A male grizzly spooked out of a daybed by a 41-year-old Cody resident, out hunting for antlers, resulted in a helicopter ride to the hospital.
Outside Big Sky, Montana, a cyclist in his 60s pedaled along a trail for a birthday bike ride. He turned up critically injured, with broken bones in his face, jaw and ribs after a surprised grizzly acted to neutralize the unexpected, rolling threat.
Near Old Faithful, in Yellowstone National Park, a 37-year-old Missouri woman hiking alone came upon a grizzly sow and cub. The adult bear charged, knocked her down and scratched her thigh. The hiker made it out OK, all things considered.
A wildlife biologist, out researching sage grouse at Montana’s Red Rock Lakes National Wildlife Refuge, was seriously bitten by a charging grizzly despite deploying bear spray.

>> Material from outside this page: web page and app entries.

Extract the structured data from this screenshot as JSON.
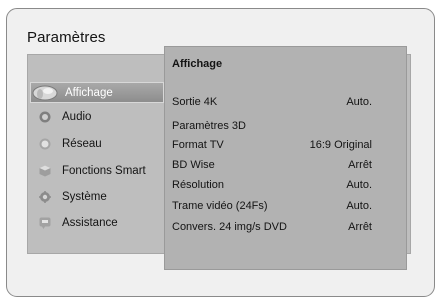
{
  "header": {
    "title": "Paramètres"
  },
  "menu": {
    "items": [
      {
        "label": "Affichage",
        "icon": "display-icon",
        "selected": true
      },
      {
        "label": "Audio",
        "icon": "speaker-icon"
      },
      {
        "label": "Réseau",
        "icon": "network-icon"
      },
      {
        "label": "Fonctions Smart",
        "icon": "smart-cube-icon"
      },
      {
        "label": "Système",
        "icon": "gear-icon"
      },
      {
        "label": "Assistance",
        "icon": "help-icon"
      }
    ]
  },
  "submenu": {
    "title": "Affichage",
    "rows": [
      {
        "label": "Sortie 4K",
        "value": "Auto."
      },
      {
        "label": "Paramètres 3D",
        "value": ""
      },
      {
        "label": "Format TV",
        "value": "16:9 Original"
      },
      {
        "label": "BD Wise",
        "value": "Arrêt"
      },
      {
        "label": "Résolution",
        "value": "Auto."
      },
      {
        "label": "Trame vidéo (24Fs)",
        "value": "Auto."
      },
      {
        "label": "Convers. 24 img/s DVD",
        "value": "Arrêt"
      }
    ]
  }
}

These are four of seven documented human-bear encounters resulting in injuries in the Greater Yellowstone Ecosystem so far this year. That rate of injury easily surpasses the average ahead of the fall hunting season.
Typically in the first six months of any year, just a single interaction with Ursus arctos horribilis ends in harm to a human. The frequency of grizzly-caused injuries to date in 2020 is a clear-cut record, surpassing 2007’s high mark of three, according to data provided by Interagency Grizzly Bear Study Team supervisor research biologist Frank van Manen.

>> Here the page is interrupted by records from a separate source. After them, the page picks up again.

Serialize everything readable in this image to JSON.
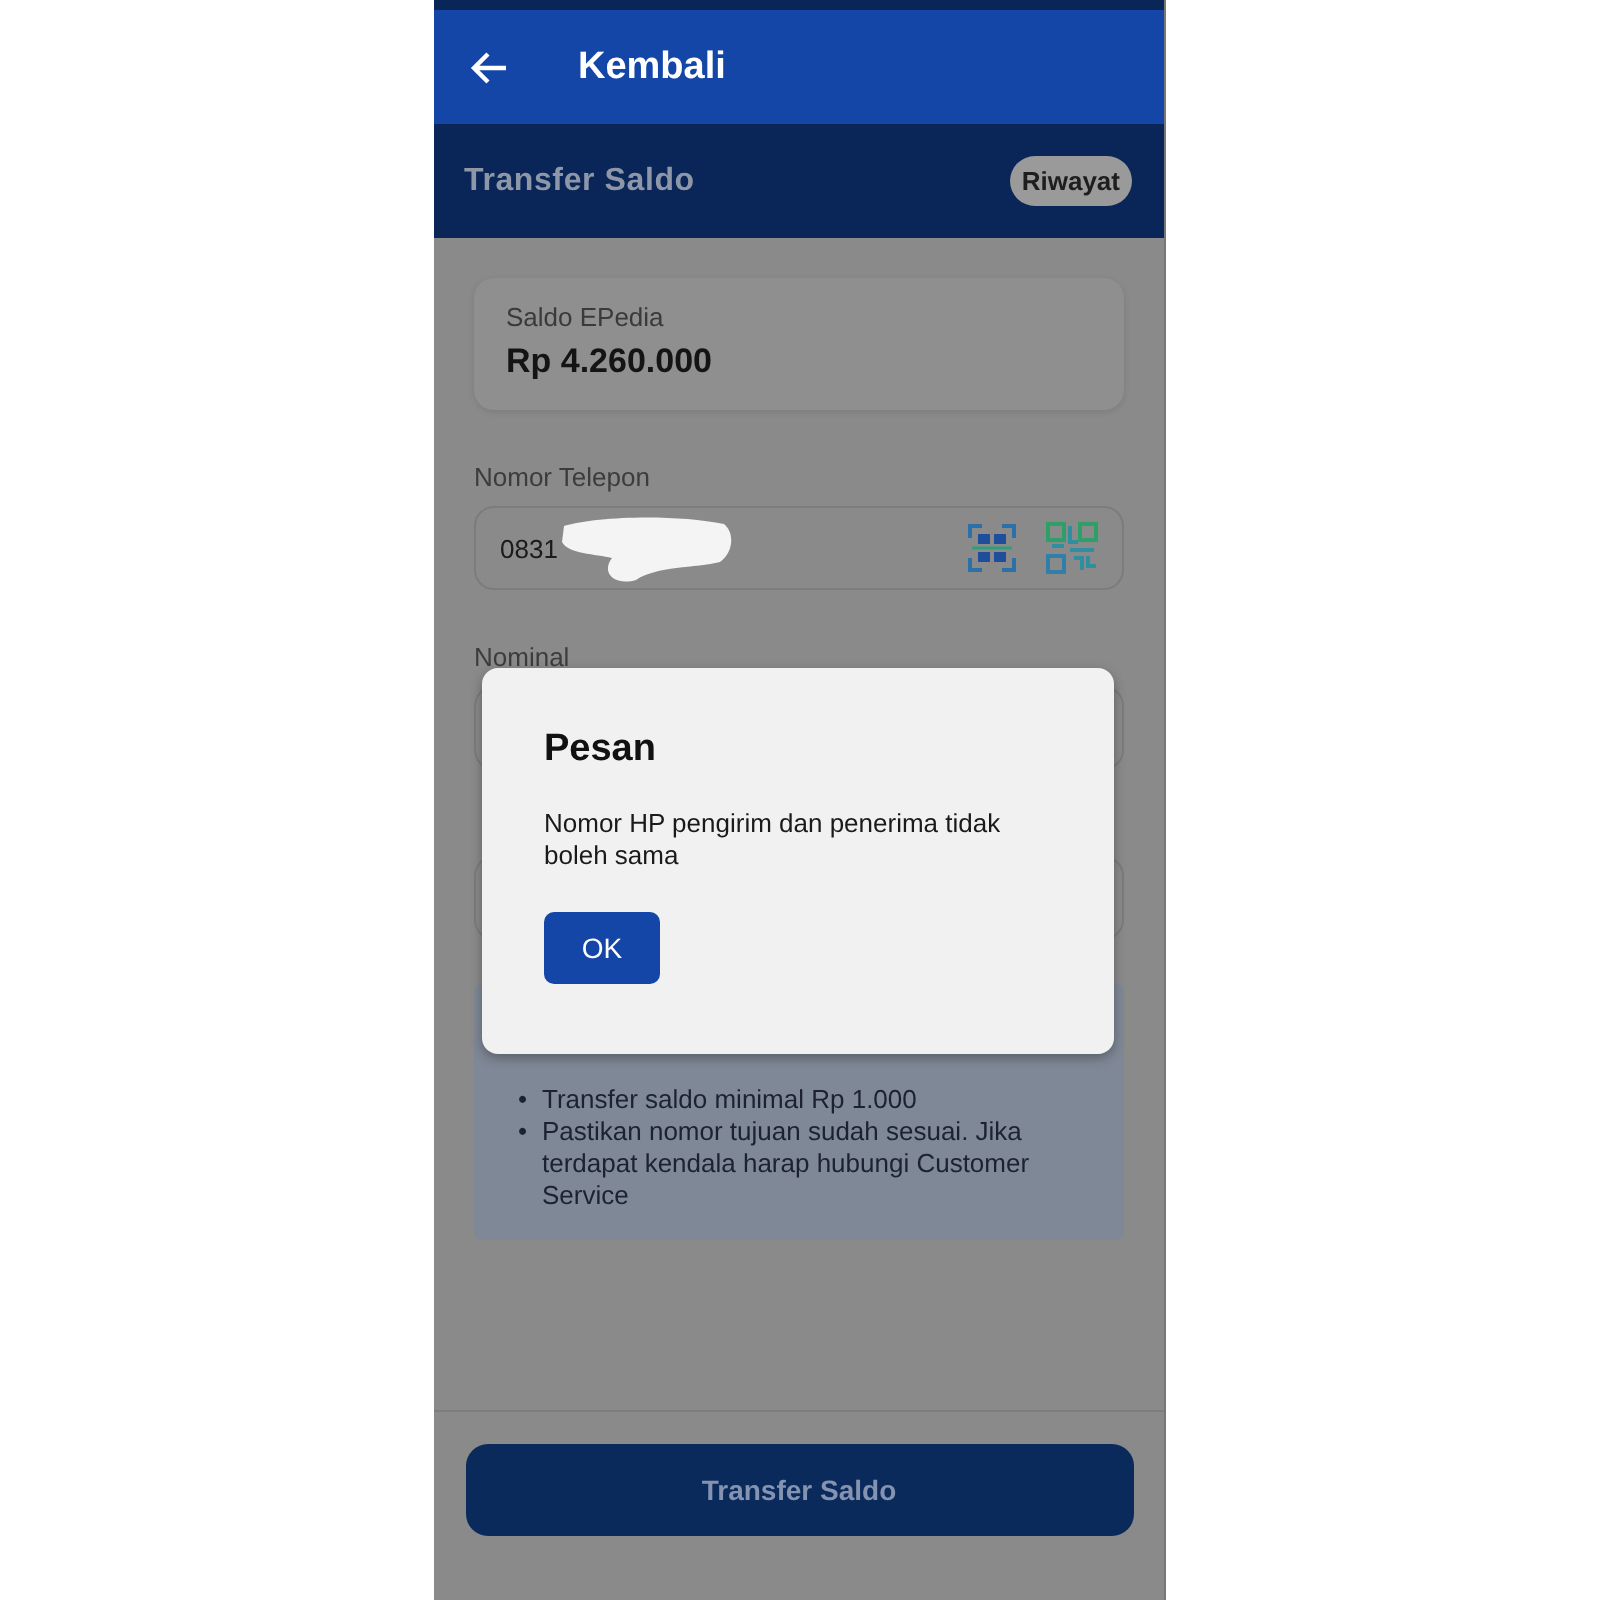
{
  "app_bar": {
    "title": "Kembali"
  },
  "sub_header": {
    "title": "Transfer Saldo",
    "history_button": "Riwayat"
  },
  "balance_card": {
    "label": "Saldo EPedia",
    "amount": "Rp 4.260.000"
  },
  "phone_field": {
    "label": "Nomor Telepon",
    "value": "0831"
  },
  "nominal_field": {
    "label": "Nominal"
  },
  "info_box": {
    "items": [
      {
        "bullet": "•",
        "text": "Transfer saldo minimal Rp 1.000"
      },
      {
        "bullet": "•",
        "text": "Pastikan nomor tujuan sudah sesuai. Jika terdapat kendala harap hubungi Customer Service"
      }
    ]
  },
  "dialog": {
    "title": "Pesan",
    "message": "Nomor HP pengirim dan penerima tidak boleh sama",
    "button": "OK"
  },
  "submit_button": "Transfer Saldo"
}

There is no straightforward explanation, and it’s possible that the unprecedented volume of pre-hunt human injuries is the product of chance. But it hasn’t helped that there have been more people recreating in more places around the Yellowstone region, one consequence of a global pandemic that has opened up schedules and put a premium on spending time in Northern Rockies’ outdoor splendors.

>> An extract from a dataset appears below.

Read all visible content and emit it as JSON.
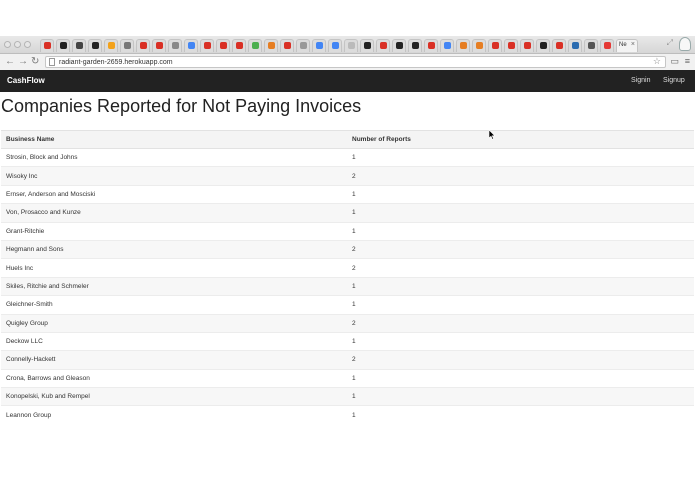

“I’m totally speculating,” van Manen told the News&Guide. “We don’t have the numbers yet, but we know that there have been a lot of recreationists out on public lands, especially during the time when the parks were closed.”